EXERCISE GOAL:
From the first line to the last, restate every record word for word, leaving out the pictures.

──────── DATA SUPPLIED ────────

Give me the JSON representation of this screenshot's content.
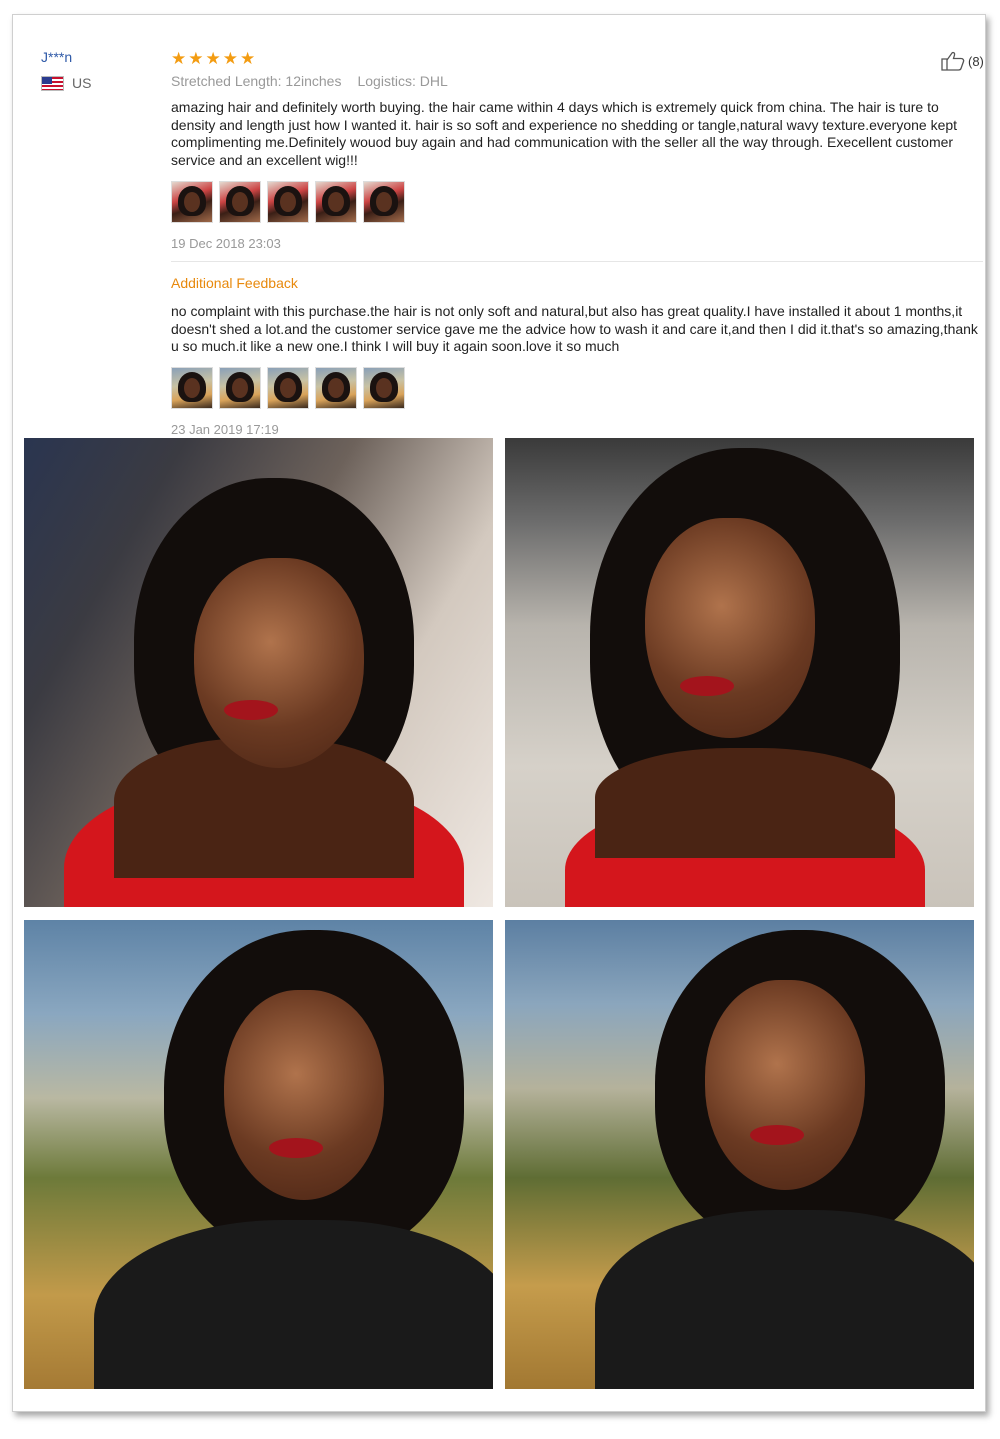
{
  "user": {
    "name": "J***n",
    "country": "US"
  },
  "review": {
    "rating": 5,
    "stars": [
      "★",
      "★",
      "★",
      "★",
      "★"
    ],
    "stretched_length": "Stretched Length: 12inches",
    "logistics": "Logistics: DHL",
    "text": "amazing hair and definitely worth buying. the hair came within 4 days which is extremely quick from china. The hair is ture to density and length just how I wanted it. hair is so soft and experience no shedding or tangle,natural wavy texture.everyone kept complimenting me.Definitely wouod buy again and had communication with the seller all the way through. Execellent customer service and an excellent wig!!!",
    "date": "19 Dec 2018 23:03",
    "likes": "(8)"
  },
  "additional": {
    "title": "Additional Feedback",
    "text": "no complaint with this purchase.the hair is not only soft and natural,but also has great quality.I have installed it about 1 months,it doesn't shed a lot.and the customer service gave me the advice how to wash it and care it,and then I did it.that's so amazing,thank u so much.it like a new one.I think I will buy it again soon.love it so much",
    "date": "23 Jan 2019 17:19"
  },
  "icons": {
    "like": "thumbs-up-icon",
    "flag": "us-flag-icon",
    "star": "star-icon"
  },
  "colors": {
    "username": "#2f5aa8",
    "star": "#f39c12",
    "additional": "#e8890c",
    "meta": "#999999"
  }
}
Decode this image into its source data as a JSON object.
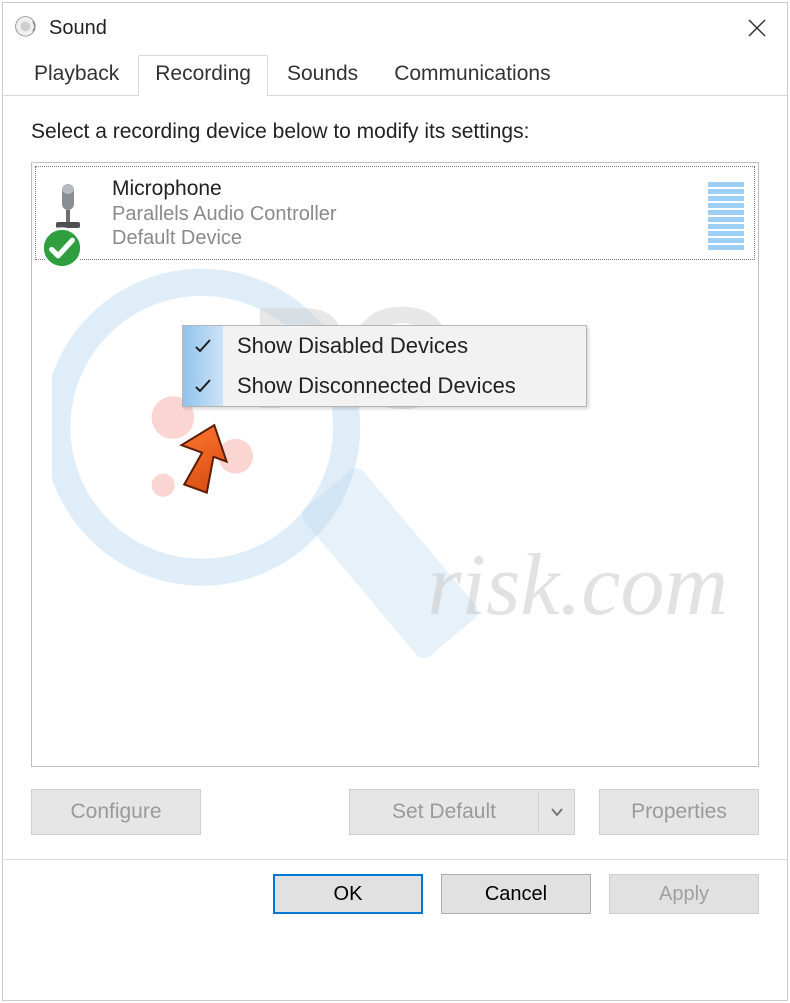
{
  "title": "Sound",
  "tabs": {
    "playback": "Playback",
    "recording": "Recording",
    "sounds": "Sounds",
    "communications": "Communications"
  },
  "active_tab": "recording",
  "instruction": "Select a recording device below to modify its settings:",
  "devices": [
    {
      "name": "Microphone",
      "description": "Parallels Audio Controller",
      "status": "Default Device",
      "checked": true
    }
  ],
  "context_menu": {
    "items": [
      {
        "label": "Show Disabled Devices",
        "checked": true
      },
      {
        "label": "Show Disconnected Devices",
        "checked": true
      }
    ]
  },
  "buttons": {
    "configure": "Configure",
    "set_default": "Set Default",
    "properties": "Properties",
    "ok": "OK",
    "cancel": "Cancel",
    "apply": "Apply"
  },
  "watermark_text": "risk.com",
  "icons": {
    "sound": "sound-icon",
    "close": "close-icon",
    "mic": "microphone-icon",
    "check": "checkmark-icon",
    "arrow": "pointer-arrow-icon",
    "chevron": "chevron-down-icon"
  }
}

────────

WRITTEN RESPONSE:
Give me the JSON representation of this screenshot's content.
{
  "user": {
    "name": "J***n",
    "country": "US"
  },
  "review": {
    "rating": 5,
    "stars": [
      "★",
      "★",
      "★",
      "★",
      "★"
    ],
    "stretched_length": "Stretched Length: 12inches",
    "logistics": "Logistics: DHL",
    "text": "amazing hair and definitely worth buying. the hair came within 4 days which is extremely quick from china. The hair is ture to density and length just how I wanted it. hair is so soft and experience no shedding or tangle,natural wavy texture.everyone kept complimenting me.Definitely wouod buy again and had communication with the seller all the way through. Execellent customer service and an excellent wig!!!",
    "date": "19 Dec 2018 23:03",
    "likes": "(8)"
  },
  "additional": {
    "title": "Additional Feedback",
    "text": "no complaint with this purchase.the hair is not only soft and natural,but also has great quality.I have installed it about 1 months,it doesn't shed a lot.and the customer service gave me the advice how to wash it and care it,and then I did it.that's so amazing,thank u so much.it like a new one.I think I will buy it again soon.love it so much",
    "date": "23 Jan 2019 17:19"
  },
  "icons": {
    "like": "thumbs-up-icon",
    "flag": "us-flag-icon",
    "star": "star-icon"
  },
  "colors": {
    "username": "#2f5aa8",
    "star": "#f39c12",
    "additional": "#e8890c",
    "meta": "#999999"
  }
}
Decode this image into its source data as a JSON object.
{
  "title": "Sound",
  "tabs": {
    "playback": "Playback",
    "recording": "Recording",
    "sounds": "Sounds",
    "communications": "Communications"
  },
  "active_tab": "recording",
  "instruction": "Select a recording device below to modify its settings:",
  "devices": [
    {
      "name": "Microphone",
      "description": "Parallels Audio Controller",
      "status": "Default Device",
      "checked": true
    }
  ],
  "context_menu": {
    "items": [
      {
        "label": "Show Disabled Devices",
        "checked": true
      },
      {
        "label": "Show Disconnected Devices",
        "checked": true
      }
    ]
  },
  "buttons": {
    "configure": "Configure",
    "set_default": "Set Default",
    "properties": "Properties",
    "ok": "OK",
    "cancel": "Cancel",
    "apply": "Apply"
  },
  "watermark_text": "risk.com",
  "icons": {
    "sound": "sound-icon",
    "close": "close-icon",
    "mic": "microphone-icon",
    "check": "checkmark-icon",
    "arrow": "pointer-arrow-icon",
    "chevron": "chevron-down-icon"
  }
}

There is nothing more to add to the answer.